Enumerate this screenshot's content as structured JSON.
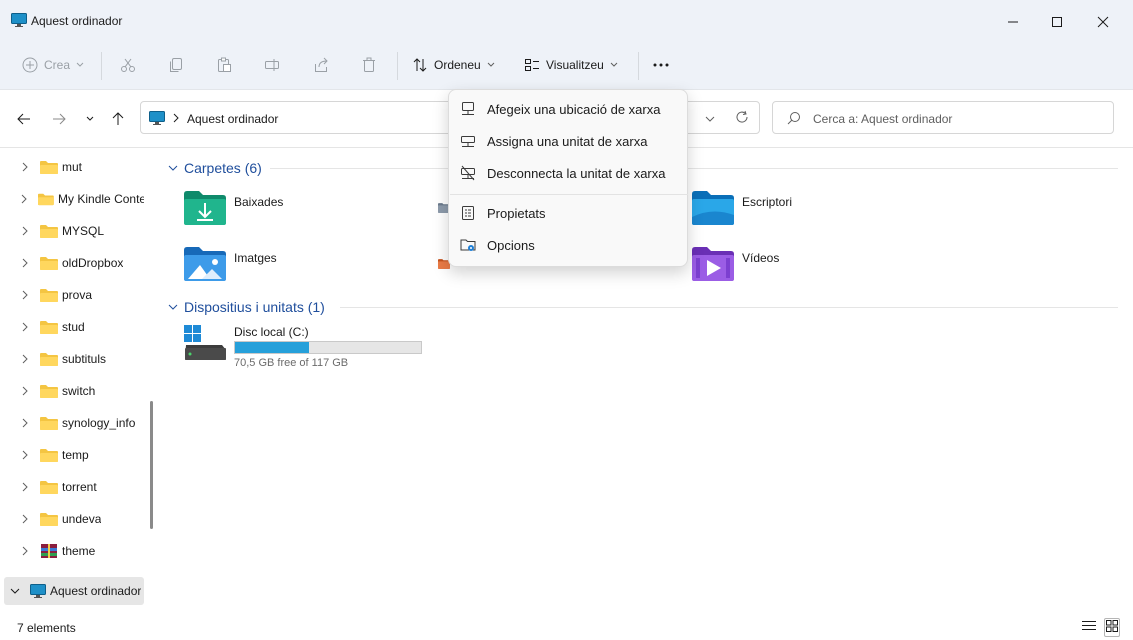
{
  "window": {
    "title": "Aquest ordinador"
  },
  "toolbar": {
    "new_label": "Crea",
    "sort_label": "Ordeneu",
    "view_label": "Visualitzeu",
    "more_label": "..."
  },
  "address": {
    "path": "Aquest ordinador",
    "search_placeholder": "Cerca a: Aquest ordinador"
  },
  "sidebar": {
    "items": [
      {
        "label": "mut",
        "icon": "folder-icon"
      },
      {
        "label": "My Kindle Content",
        "icon": "folder-icon"
      },
      {
        "label": "MYSQL",
        "icon": "folder-icon"
      },
      {
        "label": "oldDropbox",
        "icon": "folder-icon"
      },
      {
        "label": "prova",
        "icon": "folder-icon"
      },
      {
        "label": "stud",
        "icon": "folder-icon"
      },
      {
        "label": "subtituls",
        "icon": "folder-icon"
      },
      {
        "label": "switch",
        "icon": "folder-icon"
      },
      {
        "label": "synology_info",
        "icon": "folder-icon"
      },
      {
        "label": "temp",
        "icon": "folder-icon"
      },
      {
        "label": "torrent",
        "icon": "folder-icon"
      },
      {
        "label": "undeva",
        "icon": "folder-icon"
      },
      {
        "label": "theme",
        "icon": "archive-icon"
      }
    ],
    "selected": {
      "label": "Aquest ordinador",
      "icon": "computer-icon"
    }
  },
  "groups": {
    "folders_header": "Carpetes (6)",
    "folders": [
      {
        "label": "Baixades",
        "icon": "downloads-folder-icon"
      },
      {
        "label": "Escriptori",
        "icon": "desktop-folder-icon"
      },
      {
        "label": "Imatges",
        "icon": "pictures-folder-icon"
      },
      {
        "label": "Vídeos",
        "icon": "videos-folder-icon"
      }
    ],
    "devices_header": "Dispositius i unitats (1)",
    "drive": {
      "label": "Disc local (C:)",
      "free_text": "70,5 GB free of 117 GB",
      "used_fraction": 0.397
    }
  },
  "menu": {
    "items": [
      {
        "label": "Afegeix una ubicació de xarxa",
        "icon": "network-location-icon"
      },
      {
        "label": "Assigna una unitat de xarxa",
        "icon": "map-network-drive-icon"
      },
      {
        "label": "Desconnecta la unitat de xarxa",
        "icon": "disconnect-network-drive-icon"
      },
      {
        "label": "Propietats",
        "icon": "properties-icon"
      },
      {
        "label": "Opcions",
        "icon": "options-icon"
      }
    ]
  },
  "status": {
    "count": "7 elements"
  },
  "colors": {
    "accent": "#1f4e9c",
    "drive_fill": "#26a0da",
    "folder": "#f4c542"
  }
}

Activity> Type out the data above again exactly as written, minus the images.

Expected answer>
Enumerate this screenshot's content as structured JSON.
{
  "window": {
    "title": "Aquest ordinador"
  },
  "toolbar": {
    "new_label": "Crea",
    "sort_label": "Ordeneu",
    "view_label": "Visualitzeu",
    "more_label": "..."
  },
  "address": {
    "path": "Aquest ordinador",
    "search_placeholder": "Cerca a: Aquest ordinador"
  },
  "sidebar": {
    "items": [
      {
        "label": "mut",
        "icon": "folder-icon"
      },
      {
        "label": "My Kindle Content",
        "icon": "folder-icon"
      },
      {
        "label": "MYSQL",
        "icon": "folder-icon"
      },
      {
        "label": "oldDropbox",
        "icon": "folder-icon"
      },
      {
        "label": "prova",
        "icon": "folder-icon"
      },
      {
        "label": "stud",
        "icon": "folder-icon"
      },
      {
        "label": "subtituls",
        "icon": "folder-icon"
      },
      {
        "label": "switch",
        "icon": "folder-icon"
      },
      {
        "label": "synology_info",
        "icon": "folder-icon"
      },
      {
        "label": "temp",
        "icon": "folder-icon"
      },
      {
        "label": "torrent",
        "icon": "folder-icon"
      },
      {
        "label": "undeva",
        "icon": "folder-icon"
      },
      {
        "label": "theme",
        "icon": "archive-icon"
      }
    ],
    "selected": {
      "label": "Aquest ordinador",
      "icon": "computer-icon"
    }
  },
  "groups": {
    "folders_header": "Carpetes (6)",
    "folders": [
      {
        "label": "Baixades",
        "icon": "downloads-folder-icon"
      },
      {
        "label": "Escriptori",
        "icon": "desktop-folder-icon"
      },
      {
        "label": "Imatges",
        "icon": "pictures-folder-icon"
      },
      {
        "label": "Vídeos",
        "icon": "videos-folder-icon"
      }
    ],
    "devices_header": "Dispositius i unitats (1)",
    "drive": {
      "label": "Disc local (C:)",
      "free_text": "70,5 GB free of 117 GB",
      "used_fraction": 0.397
    }
  },
  "menu": {
    "items": [
      {
        "label": "Afegeix una ubicació de xarxa",
        "icon": "network-location-icon"
      },
      {
        "label": "Assigna una unitat de xarxa",
        "icon": "map-network-drive-icon"
      },
      {
        "label": "Desconnecta la unitat de xarxa",
        "icon": "disconnect-network-drive-icon"
      },
      {
        "label": "Propietats",
        "icon": "properties-icon"
      },
      {
        "label": "Opcions",
        "icon": "options-icon"
      }
    ]
  },
  "status": {
    "count": "7 elements"
  },
  "colors": {
    "accent": "#1f4e9c",
    "drive_fill": "#26a0da",
    "folder": "#f4c542"
  }
}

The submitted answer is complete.